English | 2019 | Mystery/Thriller | ePUB | 6.9 Mb
The Daughters of : Connie Goodwin is an expert on America’s fractured past with witchcraft. A young, tenure-track professor in Boston, she’s earned career success by studying the history of domestic healing arts—women’s home recipes and medicines—and by exposing society’s threats against women fluent in those skills. But beyond her studies, Connie harbors a secret: She is the direct descendant of a woman tried as a witch in Salem, an ancestor whose abilities were far more magical than the historical record shows.
When a hint from her mother and clues from her research lead Connie to the startling realization that her beloved fiancé’s life is in danger, she must hurry to solve the mystery behind a hundreds’-years-long deadly cycle to save him.
“She’s very upset,” Janine said, in a mild tone that reminded Connie that Janine had stepped in when she, Connie, lost her own advisor to a devastating illness just as she was beginning dissertation research.
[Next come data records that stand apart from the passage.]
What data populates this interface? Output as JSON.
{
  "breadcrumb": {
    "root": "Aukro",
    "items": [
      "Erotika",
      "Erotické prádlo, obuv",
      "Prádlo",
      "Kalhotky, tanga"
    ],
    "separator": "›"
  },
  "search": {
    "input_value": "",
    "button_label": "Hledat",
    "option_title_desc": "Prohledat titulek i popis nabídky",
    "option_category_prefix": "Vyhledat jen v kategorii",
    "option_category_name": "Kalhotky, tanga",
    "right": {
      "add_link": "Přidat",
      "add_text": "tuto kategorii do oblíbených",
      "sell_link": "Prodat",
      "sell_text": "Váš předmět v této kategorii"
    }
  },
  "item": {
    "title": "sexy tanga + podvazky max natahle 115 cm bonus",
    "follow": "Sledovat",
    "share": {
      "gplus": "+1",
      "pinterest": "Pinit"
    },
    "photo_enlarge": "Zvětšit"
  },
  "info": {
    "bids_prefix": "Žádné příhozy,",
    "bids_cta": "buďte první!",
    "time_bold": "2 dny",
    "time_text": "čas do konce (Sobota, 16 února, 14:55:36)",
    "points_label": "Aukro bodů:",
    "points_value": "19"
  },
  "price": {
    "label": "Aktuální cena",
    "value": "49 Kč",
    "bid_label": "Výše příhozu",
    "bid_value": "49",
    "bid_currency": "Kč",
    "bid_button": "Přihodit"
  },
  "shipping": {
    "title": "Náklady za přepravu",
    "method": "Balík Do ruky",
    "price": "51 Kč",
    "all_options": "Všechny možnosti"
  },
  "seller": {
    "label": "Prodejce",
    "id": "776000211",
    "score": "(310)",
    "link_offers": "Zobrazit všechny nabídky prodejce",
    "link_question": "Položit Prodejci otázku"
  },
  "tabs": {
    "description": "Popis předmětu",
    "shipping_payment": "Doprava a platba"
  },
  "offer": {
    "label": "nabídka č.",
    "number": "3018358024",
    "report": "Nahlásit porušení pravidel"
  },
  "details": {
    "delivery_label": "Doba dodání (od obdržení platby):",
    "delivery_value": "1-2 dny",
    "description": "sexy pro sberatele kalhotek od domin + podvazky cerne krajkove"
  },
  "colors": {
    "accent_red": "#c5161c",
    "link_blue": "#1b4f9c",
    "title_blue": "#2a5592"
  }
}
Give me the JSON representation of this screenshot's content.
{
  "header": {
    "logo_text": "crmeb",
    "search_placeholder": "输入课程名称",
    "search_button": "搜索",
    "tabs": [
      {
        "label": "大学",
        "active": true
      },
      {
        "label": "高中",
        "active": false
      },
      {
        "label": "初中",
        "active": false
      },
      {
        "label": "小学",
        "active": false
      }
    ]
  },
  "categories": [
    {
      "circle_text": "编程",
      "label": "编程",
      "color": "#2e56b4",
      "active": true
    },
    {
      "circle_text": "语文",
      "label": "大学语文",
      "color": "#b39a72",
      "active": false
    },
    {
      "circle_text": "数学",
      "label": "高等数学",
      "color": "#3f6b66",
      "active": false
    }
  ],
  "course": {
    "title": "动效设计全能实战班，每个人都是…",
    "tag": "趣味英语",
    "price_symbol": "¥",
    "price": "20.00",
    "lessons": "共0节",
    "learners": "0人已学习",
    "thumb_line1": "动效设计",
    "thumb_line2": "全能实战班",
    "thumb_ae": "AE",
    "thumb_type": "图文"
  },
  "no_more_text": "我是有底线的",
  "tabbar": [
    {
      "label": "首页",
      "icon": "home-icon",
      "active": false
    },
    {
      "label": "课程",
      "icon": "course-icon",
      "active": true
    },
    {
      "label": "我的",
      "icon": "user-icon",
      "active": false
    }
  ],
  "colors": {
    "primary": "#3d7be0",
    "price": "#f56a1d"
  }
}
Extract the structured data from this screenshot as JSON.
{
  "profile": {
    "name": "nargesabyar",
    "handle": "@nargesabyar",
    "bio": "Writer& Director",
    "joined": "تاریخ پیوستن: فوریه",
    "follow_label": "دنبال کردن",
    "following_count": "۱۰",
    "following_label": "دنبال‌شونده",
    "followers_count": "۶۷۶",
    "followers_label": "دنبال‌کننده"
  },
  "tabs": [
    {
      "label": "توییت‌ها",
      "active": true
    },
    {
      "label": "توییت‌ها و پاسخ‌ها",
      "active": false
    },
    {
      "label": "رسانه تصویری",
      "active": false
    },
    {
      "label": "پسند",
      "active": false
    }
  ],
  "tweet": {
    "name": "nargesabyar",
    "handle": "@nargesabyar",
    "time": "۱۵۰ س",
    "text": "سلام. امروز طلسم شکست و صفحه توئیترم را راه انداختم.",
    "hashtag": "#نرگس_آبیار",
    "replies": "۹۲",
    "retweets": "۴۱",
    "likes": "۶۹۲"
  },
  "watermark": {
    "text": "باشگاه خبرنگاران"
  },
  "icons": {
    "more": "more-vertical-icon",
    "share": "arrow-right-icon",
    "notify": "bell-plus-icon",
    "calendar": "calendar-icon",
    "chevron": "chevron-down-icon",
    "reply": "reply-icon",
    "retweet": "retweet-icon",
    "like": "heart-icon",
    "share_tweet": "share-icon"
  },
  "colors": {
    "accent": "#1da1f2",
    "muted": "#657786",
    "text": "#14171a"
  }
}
In the background, a nose blew, and weeping continued audibly.
“He can’t stay on to see her through the exam?” Connie said. Outside a breeze kicked up, rattling dry maple leaves against her office window like loosened teeth.
“He’s moving onto a boat.”
“There’s no one else on faculty who can do it? What about someone in religious studies?” Connie’s hand found her forehead and pinched an eyebrow.
“I’m not asking you to be her advisor,” Janine pointed out. The radiator under Connie’s office window rumbled to life. Like I did for you, Janine didn’t say. “Third reader. Second, at most.”
“Isn’t Thomas a lecturer now? Can’t he do it?”
Thomas Rutherford had been Connie’s undergrad thesis student when Connie was in grad school. He was now a lanky postdoc, half a foot taller (who knew boys still grew in college?), and as pale and studious as ever. Connie still met him for lunch, on occasion.
“You know that won’t do her any good when she goes on the job market,” Janine said. “She’ll need a professor. For her letters.”
“But—” Connie picked up the pencil from her desk and pressed her thumbnail into it, digging a crescent into the wood.”